In conformity with this requirement a number of exchanges have already been made, and lists or rolls are now in course of preparation in the office of the commissary-general of prisoners embracing the names of sutlers and sutler's clerks, with a view top their exchange, which will be perfected as soon as possible, and no time will be lost in effecting the exchange. The rolls now in preparation will embrace all classes of citizens referred to in the cartel.

I have the honor to be, very respectfully, your obedient servant,

E. A. HITCHCOCK,

Major-General of Vols., Commissioner for Exchange of Prisoners.

FORT MONROE, December 17, 1862.

Hon. EDWIN M. STANTON:

There is no reason here why the women and children to go to City Point should not go now. They should, however, be sent in a transport which can proceed there without trans-shipment here. There are some women and children at Norfolk desirous of going not to return, and I ask your authority to send them. I send 550 prisoners of war to-day. I think it important that Colonel Ludlow should see you and I will send him by the Baltimore boat this evening.

JOHN A. DIX,

Major-General.

HEADQUARTERS DEPARTMENT OF THE CUMBERLAND, Nashville, December 17, 1862.

General BRAXTON BRAGG.

GENERAL: I have the honor to acknowledge the receipt of your communication of the 15th instant.

On reference to article 7, the first of the supplementary articles of the cartel, you will find that a mutual agreement between the commanders of either army is necessary to authorize the exchange of prisoners at any other than the two points designated in the article. By the course pursued by you I was compelled to receive the Hartsville prisoners. However, I merely state this in explanation of my letter without intending further to dwell on the point. But I cannot accept your statement that we have inaugurated the practice of stripping prisoners of their overcoats and blankets.

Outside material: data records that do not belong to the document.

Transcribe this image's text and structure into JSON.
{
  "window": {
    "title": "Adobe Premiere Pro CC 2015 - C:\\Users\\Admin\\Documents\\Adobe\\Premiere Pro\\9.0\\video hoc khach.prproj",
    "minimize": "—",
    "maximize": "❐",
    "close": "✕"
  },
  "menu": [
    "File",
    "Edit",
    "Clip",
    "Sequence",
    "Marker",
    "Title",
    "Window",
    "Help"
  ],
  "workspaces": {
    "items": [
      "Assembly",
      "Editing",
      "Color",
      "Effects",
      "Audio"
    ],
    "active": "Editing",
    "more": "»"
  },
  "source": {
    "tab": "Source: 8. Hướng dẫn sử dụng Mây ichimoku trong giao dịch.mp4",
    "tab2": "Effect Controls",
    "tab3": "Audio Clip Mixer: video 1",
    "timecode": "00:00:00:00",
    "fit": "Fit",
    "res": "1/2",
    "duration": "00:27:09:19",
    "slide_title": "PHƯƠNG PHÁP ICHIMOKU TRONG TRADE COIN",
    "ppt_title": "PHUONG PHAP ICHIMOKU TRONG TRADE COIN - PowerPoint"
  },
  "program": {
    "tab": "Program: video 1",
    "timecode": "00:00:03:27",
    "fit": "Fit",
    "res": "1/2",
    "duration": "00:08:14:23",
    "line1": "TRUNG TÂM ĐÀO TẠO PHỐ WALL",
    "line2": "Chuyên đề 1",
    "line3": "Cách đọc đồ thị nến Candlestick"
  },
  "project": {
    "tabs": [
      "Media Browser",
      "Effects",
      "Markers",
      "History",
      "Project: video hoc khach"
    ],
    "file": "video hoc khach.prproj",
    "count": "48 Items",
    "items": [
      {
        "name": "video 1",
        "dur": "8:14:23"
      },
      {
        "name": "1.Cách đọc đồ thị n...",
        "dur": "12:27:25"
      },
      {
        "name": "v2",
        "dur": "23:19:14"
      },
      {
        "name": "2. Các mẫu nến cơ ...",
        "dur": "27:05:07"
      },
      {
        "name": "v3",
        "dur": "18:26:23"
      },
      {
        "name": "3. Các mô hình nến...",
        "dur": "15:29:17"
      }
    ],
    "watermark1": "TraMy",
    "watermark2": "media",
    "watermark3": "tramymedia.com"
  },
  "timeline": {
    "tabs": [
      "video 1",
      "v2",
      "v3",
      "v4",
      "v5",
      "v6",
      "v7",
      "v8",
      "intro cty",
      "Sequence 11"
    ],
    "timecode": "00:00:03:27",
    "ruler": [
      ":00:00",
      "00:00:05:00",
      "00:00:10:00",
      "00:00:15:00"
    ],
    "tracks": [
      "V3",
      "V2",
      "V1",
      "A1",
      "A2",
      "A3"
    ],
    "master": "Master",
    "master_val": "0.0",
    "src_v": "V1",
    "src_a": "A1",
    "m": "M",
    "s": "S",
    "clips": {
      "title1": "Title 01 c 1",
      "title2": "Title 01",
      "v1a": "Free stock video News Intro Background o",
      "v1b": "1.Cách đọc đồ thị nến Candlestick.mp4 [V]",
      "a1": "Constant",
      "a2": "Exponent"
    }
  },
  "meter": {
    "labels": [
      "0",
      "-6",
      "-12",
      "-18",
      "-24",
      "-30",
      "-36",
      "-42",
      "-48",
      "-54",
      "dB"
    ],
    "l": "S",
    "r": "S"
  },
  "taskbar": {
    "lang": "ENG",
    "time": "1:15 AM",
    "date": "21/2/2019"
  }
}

I cannot even admit that it is a practice with us; on the contrary I know that we have furnished blankets and overcoats to your soldiers and we shall continue to do so.

I have the honor to be, general, your obedient servant,

W. S. ROSECRANS,

Major-General, Commanding.

HEADQUARTERS DEPARTMENT OF THE CUMBERLAND, Nashville, December 17, 1862.

General BRAXTON BRAGG.

GENERAL: I have the pleasure to acknowledge the receipt of your communication announcing the release of three of my men unlawfully captured behind a flag of truce.